Pull every line that holds the word "如果用户没有修改过初始密码" from the entries.

* _Records provided_:
◇ ◇ ◇
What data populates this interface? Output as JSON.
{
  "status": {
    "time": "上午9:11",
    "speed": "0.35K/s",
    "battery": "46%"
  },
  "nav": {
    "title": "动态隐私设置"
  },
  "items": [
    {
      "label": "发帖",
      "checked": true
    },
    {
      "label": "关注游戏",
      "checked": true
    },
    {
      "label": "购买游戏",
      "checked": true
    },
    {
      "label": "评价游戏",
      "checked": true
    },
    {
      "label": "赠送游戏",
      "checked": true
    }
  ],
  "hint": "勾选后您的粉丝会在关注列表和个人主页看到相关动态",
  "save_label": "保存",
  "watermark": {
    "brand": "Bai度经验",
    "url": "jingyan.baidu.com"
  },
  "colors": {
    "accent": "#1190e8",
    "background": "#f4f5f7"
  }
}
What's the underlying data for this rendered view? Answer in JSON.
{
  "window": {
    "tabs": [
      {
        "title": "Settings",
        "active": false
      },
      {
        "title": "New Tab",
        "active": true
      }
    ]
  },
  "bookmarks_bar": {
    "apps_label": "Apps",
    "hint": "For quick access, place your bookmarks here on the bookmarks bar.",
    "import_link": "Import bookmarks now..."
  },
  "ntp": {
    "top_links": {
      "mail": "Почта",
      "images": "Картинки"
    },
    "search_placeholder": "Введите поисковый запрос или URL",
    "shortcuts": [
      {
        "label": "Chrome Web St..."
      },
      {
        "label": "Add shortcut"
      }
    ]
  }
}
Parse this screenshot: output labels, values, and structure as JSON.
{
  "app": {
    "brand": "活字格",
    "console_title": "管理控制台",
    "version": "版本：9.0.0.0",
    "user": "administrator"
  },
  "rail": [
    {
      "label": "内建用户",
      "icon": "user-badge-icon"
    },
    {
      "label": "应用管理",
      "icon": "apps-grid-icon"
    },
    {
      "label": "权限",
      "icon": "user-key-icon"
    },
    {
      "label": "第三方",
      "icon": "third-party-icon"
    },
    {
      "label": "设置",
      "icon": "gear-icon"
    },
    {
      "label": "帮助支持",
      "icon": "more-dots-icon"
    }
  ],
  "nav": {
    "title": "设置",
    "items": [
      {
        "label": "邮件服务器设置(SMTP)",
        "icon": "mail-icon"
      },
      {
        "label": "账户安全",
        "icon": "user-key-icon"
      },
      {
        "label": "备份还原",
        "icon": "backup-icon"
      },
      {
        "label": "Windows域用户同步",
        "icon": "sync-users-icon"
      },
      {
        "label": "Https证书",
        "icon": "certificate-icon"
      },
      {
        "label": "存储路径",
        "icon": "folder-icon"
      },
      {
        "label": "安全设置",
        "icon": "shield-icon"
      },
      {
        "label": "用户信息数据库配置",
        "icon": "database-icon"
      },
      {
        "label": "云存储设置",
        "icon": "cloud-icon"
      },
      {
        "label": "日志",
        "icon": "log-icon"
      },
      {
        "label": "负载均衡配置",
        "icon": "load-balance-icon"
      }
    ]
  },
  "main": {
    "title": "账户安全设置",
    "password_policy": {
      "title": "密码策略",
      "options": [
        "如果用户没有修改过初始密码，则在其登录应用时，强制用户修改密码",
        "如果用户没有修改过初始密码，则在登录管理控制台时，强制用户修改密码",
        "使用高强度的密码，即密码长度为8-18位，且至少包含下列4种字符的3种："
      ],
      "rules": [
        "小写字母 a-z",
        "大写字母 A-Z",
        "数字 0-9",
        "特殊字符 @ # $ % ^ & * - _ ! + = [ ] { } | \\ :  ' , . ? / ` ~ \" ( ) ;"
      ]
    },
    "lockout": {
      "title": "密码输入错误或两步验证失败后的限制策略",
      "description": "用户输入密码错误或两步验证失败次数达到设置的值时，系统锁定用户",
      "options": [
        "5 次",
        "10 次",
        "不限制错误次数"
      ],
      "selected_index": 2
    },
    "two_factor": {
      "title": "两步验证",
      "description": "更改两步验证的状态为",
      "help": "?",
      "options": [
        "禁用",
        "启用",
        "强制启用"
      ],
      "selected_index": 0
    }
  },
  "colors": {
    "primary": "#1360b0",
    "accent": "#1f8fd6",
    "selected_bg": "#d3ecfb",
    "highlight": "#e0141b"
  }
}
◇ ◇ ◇
* _Exercise answer_:
        "如果用户没有修改过初始密码，则在其登录应用时，强制用户修改密码",
        "如果用户没有修改过初始密码，则在登录管理控制台时，强制用户修改密码",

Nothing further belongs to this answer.